*Task material:*
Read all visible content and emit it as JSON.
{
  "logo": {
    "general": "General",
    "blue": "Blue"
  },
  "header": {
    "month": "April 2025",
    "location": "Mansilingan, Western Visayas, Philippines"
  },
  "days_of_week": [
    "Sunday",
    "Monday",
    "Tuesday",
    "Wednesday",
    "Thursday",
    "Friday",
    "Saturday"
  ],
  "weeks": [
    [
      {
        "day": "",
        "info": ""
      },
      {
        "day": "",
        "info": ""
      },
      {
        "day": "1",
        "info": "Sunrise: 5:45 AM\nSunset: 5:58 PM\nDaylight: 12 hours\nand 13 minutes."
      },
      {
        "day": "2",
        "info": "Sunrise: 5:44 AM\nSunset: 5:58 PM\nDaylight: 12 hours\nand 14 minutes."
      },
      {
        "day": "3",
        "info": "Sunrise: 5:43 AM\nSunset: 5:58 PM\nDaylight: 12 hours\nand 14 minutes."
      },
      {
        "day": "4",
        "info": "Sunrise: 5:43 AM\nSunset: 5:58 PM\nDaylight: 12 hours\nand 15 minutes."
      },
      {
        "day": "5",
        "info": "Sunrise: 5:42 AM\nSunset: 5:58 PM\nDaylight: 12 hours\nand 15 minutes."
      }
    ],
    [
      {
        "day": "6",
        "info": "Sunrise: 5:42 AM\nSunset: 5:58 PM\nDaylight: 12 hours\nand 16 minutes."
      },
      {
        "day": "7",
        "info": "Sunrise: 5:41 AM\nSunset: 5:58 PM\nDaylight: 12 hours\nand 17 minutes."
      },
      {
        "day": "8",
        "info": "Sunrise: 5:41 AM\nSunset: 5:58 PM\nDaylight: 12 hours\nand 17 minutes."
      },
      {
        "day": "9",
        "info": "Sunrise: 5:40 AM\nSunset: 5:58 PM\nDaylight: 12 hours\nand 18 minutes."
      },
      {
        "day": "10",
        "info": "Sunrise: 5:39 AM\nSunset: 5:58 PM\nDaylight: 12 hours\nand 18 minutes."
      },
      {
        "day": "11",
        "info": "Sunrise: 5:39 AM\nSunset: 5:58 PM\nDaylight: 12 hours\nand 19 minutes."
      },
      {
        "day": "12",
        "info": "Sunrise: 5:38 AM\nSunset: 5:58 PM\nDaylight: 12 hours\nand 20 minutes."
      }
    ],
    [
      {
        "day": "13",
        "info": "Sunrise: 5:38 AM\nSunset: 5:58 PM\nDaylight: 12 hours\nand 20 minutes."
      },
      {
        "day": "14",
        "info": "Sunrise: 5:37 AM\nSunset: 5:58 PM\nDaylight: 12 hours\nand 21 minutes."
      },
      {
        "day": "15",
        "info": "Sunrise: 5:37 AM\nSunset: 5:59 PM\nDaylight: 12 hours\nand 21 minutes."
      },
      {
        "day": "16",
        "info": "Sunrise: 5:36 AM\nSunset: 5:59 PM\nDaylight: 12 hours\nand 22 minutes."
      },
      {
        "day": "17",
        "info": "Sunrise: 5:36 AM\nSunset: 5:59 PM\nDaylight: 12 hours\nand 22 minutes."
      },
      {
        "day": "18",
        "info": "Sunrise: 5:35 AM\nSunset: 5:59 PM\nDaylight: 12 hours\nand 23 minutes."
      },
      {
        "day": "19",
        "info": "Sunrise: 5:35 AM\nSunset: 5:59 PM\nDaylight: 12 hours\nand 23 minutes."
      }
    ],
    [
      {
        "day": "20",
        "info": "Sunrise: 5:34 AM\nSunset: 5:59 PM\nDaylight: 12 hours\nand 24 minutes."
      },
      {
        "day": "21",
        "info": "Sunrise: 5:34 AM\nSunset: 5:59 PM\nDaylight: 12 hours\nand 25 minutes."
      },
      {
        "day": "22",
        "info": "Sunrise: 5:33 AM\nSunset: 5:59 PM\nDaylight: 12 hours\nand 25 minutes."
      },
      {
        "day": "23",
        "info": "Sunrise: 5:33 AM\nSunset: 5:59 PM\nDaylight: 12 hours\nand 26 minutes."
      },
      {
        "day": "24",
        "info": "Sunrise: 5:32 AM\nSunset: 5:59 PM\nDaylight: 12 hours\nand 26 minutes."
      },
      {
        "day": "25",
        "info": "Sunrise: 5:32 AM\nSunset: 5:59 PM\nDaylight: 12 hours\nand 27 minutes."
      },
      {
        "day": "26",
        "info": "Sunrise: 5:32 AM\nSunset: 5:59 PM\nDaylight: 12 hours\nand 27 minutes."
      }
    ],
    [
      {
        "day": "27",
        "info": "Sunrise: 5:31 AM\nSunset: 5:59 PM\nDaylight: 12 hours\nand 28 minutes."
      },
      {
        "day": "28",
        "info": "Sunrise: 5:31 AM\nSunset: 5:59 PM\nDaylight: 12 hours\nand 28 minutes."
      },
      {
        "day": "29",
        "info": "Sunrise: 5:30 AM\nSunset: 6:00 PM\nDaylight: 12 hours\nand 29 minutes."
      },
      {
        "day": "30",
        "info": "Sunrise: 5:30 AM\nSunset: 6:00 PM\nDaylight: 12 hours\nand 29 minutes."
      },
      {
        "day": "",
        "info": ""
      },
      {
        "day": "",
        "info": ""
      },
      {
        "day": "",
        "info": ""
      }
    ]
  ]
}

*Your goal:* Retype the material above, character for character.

*Exercise result:*
Read all visible content and emit it as JSON.
{
  "logo": {
    "general": "General",
    "blue": "Blue"
  },
  "header": {
    "month": "April 2025",
    "location": "Mansilingan, Western Visayas, Philippines"
  },
  "days_of_week": [
    "Sunday",
    "Monday",
    "Tuesday",
    "Wednesday",
    "Thursday",
    "Friday",
    "Saturday"
  ],
  "weeks": [
    [
      {
        "day": "",
        "info": ""
      },
      {
        "day": "",
        "info": ""
      },
      {
        "day": "1",
        "info": "Sunrise: 5:45 AM\nSunset: 5:58 PM\nDaylight: 12 hours\nand 13 minutes."
      },
      {
        "day": "2",
        "info": "Sunrise: 5:44 AM\nSunset: 5:58 PM\nDaylight: 12 hours\nand 14 minutes."
      },
      {
        "day": "3",
        "info": "Sunrise: 5:43 AM\nSunset: 5:58 PM\nDaylight: 12 hours\nand 14 minutes."
      },
      {
        "day": "4",
        "info": "Sunrise: 5:43 AM\nSunset: 5:58 PM\nDaylight: 12 hours\nand 15 minutes."
      },
      {
        "day": "5",
        "info": "Sunrise: 5:42 AM\nSunset: 5:58 PM\nDaylight: 12 hours\nand 15 minutes."
      }
    ],
    [
      {
        "day": "6",
        "info": "Sunrise: 5:42 AM\nSunset: 5:58 PM\nDaylight: 12 hours\nand 16 minutes."
      },
      {
        "day": "7",
        "info": "Sunrise: 5:41 AM\nSunset: 5:58 PM\nDaylight: 12 hours\nand 17 minutes."
      },
      {
        "day": "8",
        "info": "Sunrise: 5:41 AM\nSunset: 5:58 PM\nDaylight: 12 hours\nand 17 minutes."
      },
      {
        "day": "9",
        "info": "Sunrise: 5:40 AM\nSunset: 5:58 PM\nDaylight: 12 hours\nand 18 minutes."
      },
      {
        "day": "10",
        "info": "Sunrise: 5:39 AM\nSunset: 5:58 PM\nDaylight: 12 hours\nand 18 minutes."
      },
      {
        "day": "11",
        "info": "Sunrise: 5:39 AM\nSunset: 5:58 PM\nDaylight: 12 hours\nand 19 minutes."
      },
      {
        "day": "12",
        "info": "Sunrise: 5:38 AM\nSunset: 5:58 PM\nDaylight: 12 hours\nand 20 minutes."
      }
    ],
    [
      {
        "day": "13",
        "info": "Sunrise: 5:38 AM\nSunset: 5:58 PM\nDaylight: 12 hours\nand 20 minutes."
      },
      {
        "day": "14",
        "info": "Sunrise: 5:37 AM\nSunset: 5:58 PM\nDaylight: 12 hours\nand 21 minutes."
      },
      {
        "day": "15",
        "info": "Sunrise: 5:37 AM\nSunset: 5:59 PM\nDaylight: 12 hours\nand 21 minutes."
      },
      {
        "day": "16",
        "info": "Sunrise: 5:36 AM\nSunset: 5:59 PM\nDaylight: 12 hours\nand 22 minutes."
      },
      {
        "day": "17",
        "info": "Sunrise: 5:36 AM\nSunset: 5:59 PM\nDaylight: 12 hours\nand 22 minutes."
      },
      {
        "day": "18",
        "info": "Sunrise: 5:35 AM\nSunset: 5:59 PM\nDaylight: 12 hours\nand 23 minutes."
      },
      {
        "day": "19",
        "info": "Sunrise: 5:35 AM\nSunset: 5:59 PM\nDaylight: 12 hours\nand 23 minutes."
      }
    ],
    [
      {
        "day": "20",
        "info": "Sunrise: 5:34 AM\nSunset: 5:59 PM\nDaylight: 12 hours\nand 24 minutes."
      },
      {
        "day": "21",
        "info": "Sunrise: 5:34 AM\nSunset: 5:59 PM\nDaylight: 12 hours\nand 25 minutes."
      },
      {
        "day": "22",
        "info": "Sunrise: 5:33 AM\nSunset: 5:59 PM\nDaylight: 12 hours\nand 25 minutes."
      },
      {
        "day": "23",
        "info": "Sunrise: 5:33 AM\nSunset: 5:59 PM\nDaylight: 12 hours\nand 26 minutes."
      },
      {
        "day": "24",
        "info": "Sunrise: 5:32 AM\nSunset: 5:59 PM\nDaylight: 12 hours\nand 26 minutes."
      },
      {
        "day": "25",
        "info": "Sunrise: 5:32 AM\nSunset: 5:59 PM\nDaylight: 12 hours\nand 27 minutes."
      },
      {
        "day": "26",
        "info": "Sunrise: 5:32 AM\nSunset: 5:59 PM\nDaylight: 12 hours\nand 27 minutes."
      }
    ],
    [
      {
        "day": "27",
        "info": "Sunrise: 5:31 AM\nSunset: 5:59 PM\nDaylight: 12 hours\nand 28 minutes."
      },
      {
        "day": "28",
        "info": "Sunrise: 5:31 AM\nSunset: 5:59 PM\nDaylight: 12 hours\nand 28 minutes."
      },
      {
        "day": "29",
        "info": "Sunrise: 5:30 AM\nSunset: 6:00 PM\nDaylight: 12 hours\nand 29 minutes."
      },
      {
        "day": "30",
        "info": "Sunrise: 5:30 AM\nSunset: 6:00 PM\nDaylight: 12 hours\nand 29 minutes."
      },
      {
        "day": "",
        "info": ""
      },
      {
        "day": "",
        "info": ""
      },
      {
        "day": "",
        "info": ""
      }
    ]
  ]
}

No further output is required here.